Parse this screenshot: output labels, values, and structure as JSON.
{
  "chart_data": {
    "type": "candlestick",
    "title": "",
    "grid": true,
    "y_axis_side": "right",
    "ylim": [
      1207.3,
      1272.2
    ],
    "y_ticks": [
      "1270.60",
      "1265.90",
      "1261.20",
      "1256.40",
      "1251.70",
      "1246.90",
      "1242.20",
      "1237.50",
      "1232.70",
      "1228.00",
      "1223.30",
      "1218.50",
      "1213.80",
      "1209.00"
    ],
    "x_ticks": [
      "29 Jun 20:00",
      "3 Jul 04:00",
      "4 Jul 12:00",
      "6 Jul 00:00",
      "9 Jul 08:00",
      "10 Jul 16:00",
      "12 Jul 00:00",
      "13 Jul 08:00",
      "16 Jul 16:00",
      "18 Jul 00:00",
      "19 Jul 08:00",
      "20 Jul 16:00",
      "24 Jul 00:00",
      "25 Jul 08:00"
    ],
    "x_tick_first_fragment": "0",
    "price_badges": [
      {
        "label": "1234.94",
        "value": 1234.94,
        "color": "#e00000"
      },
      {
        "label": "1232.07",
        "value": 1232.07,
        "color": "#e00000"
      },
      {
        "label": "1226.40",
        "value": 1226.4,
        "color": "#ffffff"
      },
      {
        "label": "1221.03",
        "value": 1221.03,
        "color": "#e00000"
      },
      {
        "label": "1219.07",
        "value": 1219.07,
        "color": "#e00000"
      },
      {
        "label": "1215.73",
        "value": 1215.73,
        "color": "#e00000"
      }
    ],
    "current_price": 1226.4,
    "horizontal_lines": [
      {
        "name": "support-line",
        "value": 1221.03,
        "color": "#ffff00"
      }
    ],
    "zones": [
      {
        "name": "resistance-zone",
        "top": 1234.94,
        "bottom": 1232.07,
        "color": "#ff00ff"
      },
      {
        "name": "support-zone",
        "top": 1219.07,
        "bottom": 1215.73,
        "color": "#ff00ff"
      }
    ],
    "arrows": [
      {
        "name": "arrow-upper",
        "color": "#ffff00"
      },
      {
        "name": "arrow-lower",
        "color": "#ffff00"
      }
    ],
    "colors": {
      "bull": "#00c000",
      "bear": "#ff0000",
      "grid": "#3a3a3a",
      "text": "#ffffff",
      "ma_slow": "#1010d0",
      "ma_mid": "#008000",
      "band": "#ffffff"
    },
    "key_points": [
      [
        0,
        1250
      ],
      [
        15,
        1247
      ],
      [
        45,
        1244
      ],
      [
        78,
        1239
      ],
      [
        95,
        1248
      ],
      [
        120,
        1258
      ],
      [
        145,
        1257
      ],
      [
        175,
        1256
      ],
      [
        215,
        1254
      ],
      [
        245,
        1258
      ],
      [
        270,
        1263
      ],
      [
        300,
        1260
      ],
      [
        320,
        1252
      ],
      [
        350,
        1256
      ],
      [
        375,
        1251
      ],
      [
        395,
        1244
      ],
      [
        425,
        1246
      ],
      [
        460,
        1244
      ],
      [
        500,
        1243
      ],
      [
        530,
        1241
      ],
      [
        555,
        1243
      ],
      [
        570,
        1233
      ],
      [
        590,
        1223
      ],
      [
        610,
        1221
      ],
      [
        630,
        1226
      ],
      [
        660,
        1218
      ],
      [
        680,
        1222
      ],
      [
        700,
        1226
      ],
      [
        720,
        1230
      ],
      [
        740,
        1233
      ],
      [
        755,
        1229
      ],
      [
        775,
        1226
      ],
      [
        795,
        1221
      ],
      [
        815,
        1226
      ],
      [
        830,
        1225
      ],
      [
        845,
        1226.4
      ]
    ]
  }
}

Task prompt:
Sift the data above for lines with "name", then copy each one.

Result of the task:
        "name": "support-line",
        "name": "resistance-zone",
        "name": "support-zone",
        "name": "arrow-upper",
        "name": "arrow-lower",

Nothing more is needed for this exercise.